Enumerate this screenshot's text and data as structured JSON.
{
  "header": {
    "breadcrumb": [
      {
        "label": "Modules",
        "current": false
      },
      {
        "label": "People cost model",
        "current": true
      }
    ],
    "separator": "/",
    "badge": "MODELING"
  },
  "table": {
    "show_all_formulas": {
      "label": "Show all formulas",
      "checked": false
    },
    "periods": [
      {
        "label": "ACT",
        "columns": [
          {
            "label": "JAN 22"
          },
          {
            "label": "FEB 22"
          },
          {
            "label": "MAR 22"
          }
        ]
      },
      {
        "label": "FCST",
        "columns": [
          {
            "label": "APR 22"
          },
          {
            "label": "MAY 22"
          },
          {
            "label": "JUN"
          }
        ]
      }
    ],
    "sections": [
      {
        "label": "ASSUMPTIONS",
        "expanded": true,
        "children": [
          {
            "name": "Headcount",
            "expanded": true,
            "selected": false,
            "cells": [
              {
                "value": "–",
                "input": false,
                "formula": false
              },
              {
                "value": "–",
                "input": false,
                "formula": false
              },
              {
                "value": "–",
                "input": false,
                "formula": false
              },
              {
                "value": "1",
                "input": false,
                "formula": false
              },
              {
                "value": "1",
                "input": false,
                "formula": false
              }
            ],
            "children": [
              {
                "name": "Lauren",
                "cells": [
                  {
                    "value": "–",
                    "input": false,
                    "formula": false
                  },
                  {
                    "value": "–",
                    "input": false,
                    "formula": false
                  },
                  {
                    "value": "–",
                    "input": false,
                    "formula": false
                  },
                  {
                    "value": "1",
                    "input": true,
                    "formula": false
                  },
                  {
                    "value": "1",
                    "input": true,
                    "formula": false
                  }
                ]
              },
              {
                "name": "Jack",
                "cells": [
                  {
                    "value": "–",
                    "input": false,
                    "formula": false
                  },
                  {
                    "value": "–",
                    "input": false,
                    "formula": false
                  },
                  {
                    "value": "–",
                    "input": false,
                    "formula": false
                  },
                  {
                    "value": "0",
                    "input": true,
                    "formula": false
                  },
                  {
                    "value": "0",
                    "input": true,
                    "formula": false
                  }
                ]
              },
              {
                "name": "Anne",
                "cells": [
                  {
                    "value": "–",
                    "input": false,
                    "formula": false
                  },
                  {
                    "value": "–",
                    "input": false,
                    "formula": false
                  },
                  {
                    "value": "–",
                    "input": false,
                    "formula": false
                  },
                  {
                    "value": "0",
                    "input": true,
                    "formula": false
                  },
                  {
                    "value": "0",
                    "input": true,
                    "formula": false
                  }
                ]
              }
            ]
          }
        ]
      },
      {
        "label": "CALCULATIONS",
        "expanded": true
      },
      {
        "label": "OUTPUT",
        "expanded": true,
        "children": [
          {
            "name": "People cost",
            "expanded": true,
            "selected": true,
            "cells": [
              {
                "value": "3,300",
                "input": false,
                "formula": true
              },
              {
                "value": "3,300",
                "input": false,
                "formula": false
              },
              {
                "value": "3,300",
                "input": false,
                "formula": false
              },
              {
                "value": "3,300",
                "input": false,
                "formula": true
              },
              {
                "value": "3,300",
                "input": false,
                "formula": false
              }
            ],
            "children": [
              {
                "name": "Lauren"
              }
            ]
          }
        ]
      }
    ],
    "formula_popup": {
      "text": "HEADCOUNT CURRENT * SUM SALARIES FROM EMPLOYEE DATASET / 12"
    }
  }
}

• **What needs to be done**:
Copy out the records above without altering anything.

• **Response to the task**:
Enumerate this screenshot's text and data as structured JSON.
{
  "header": {
    "breadcrumb": [
      {
        "label": "Modules",
        "current": false
      },
      {
        "label": "People cost model",
        "current": true
      }
    ],
    "separator": "/",
    "badge": "MODELING"
  },
  "table": {
    "show_all_formulas": {
      "label": "Show all formulas",
      "checked": false
    },
    "periods": [
      {
        "label": "ACT",
        "columns": [
          {
            "label": "JAN 22"
          },
          {
            "label": "FEB 22"
          },
          {
            "label": "MAR 22"
          }
        ]
      },
      {
        "label": "FCST",
        "columns": [
          {
            "label": "APR 22"
          },
          {
            "label": "MAY 22"
          },
          {
            "label": "JUN"
          }
        ]
      }
    ],
    "sections": [
      {
        "label": "ASSUMPTIONS",
        "expanded": true,
        "children": [
          {
            "name": "Headcount",
            "expanded": true,
            "selected": false,
            "cells": [
              {
                "value": "–",
                "input": false,
                "formula": false
              },
              {
                "value": "–",
                "input": false,
                "formula": false
              },
              {
                "value": "–",
                "input": false,
                "formula": false
              },
              {
                "value": "1",
                "input": false,
                "formula": false
              },
              {
                "value": "1",
                "input": false,
                "formula": false
              }
            ],
            "children": [
              {
                "name": "Lauren",
                "cells": [
                  {
                    "value": "–",
                    "input": false,
                    "formula": false
                  },
                  {
                    "value": "–",
                    "input": false,
                    "formula": false
                  },
                  {
                    "value": "–",
                    "input": false,
                    "formula": false
                  },
                  {
                    "value": "1",
                    "input": true,
                    "formula": false
                  },
                  {
                    "value": "1",
                    "input": true,
                    "formula": false
                  }
                ]
              },
              {
                "name": "Jack",
                "cells": [
                  {
                    "value": "–",
                    "input": false,
                    "formula": false
                  },
                  {
                    "value": "–",
                    "input": false,
                    "formula": false
                  },
                  {
                    "value": "–",
                    "input": false,
                    "formula": false
                  },
                  {
                    "value": "0",
                    "input": true,
                    "formula": false
                  },
                  {
                    "value": "0",
                    "input": true,
                    "formula": false
                  }
                ]
              },
              {
                "name": "Anne",
                "cells": [
                  {
                    "value": "–",
                    "input": false,
                    "formula": false
                  },
                  {
                    "value": "–",
                    "input": false,
                    "formula": false
                  },
                  {
                    "value": "–",
                    "input": false,
                    "formula": false
                  },
                  {
                    "value": "0",
                    "input": true,
                    "formula": false
                  },
                  {
                    "value": "0",
                    "input": true,
                    "formula": false
                  }
                ]
              }
            ]
          }
        ]
      },
      {
        "label": "CALCULATIONS",
        "expanded": true
      },
      {
        "label": "OUTPUT",
        "expanded": true,
        "children": [
          {
            "name": "People cost",
            "expanded": true,
            "selected": true,
            "cells": [
              {
                "value": "3,300",
                "input": false,
                "formula": true
              },
              {
                "value": "3,300",
                "input": false,
                "formula": false
              },
              {
                "value": "3,300",
                "input": false,
                "formula": false
              },
              {
                "value": "3,300",
                "input": false,
                "formula": true
              },
              {
                "value": "3,300",
                "input": false,
                "formula": false
              }
            ],
            "children": [
              {
                "name": "Lauren"
              }
            ]
          }
        ]
      }
    ],
    "formula_popup": {
      "text": "HEADCOUNT CURRENT * SUM SALARIES FROM EMPLOYEE DATASET / 12"
    }
  }
}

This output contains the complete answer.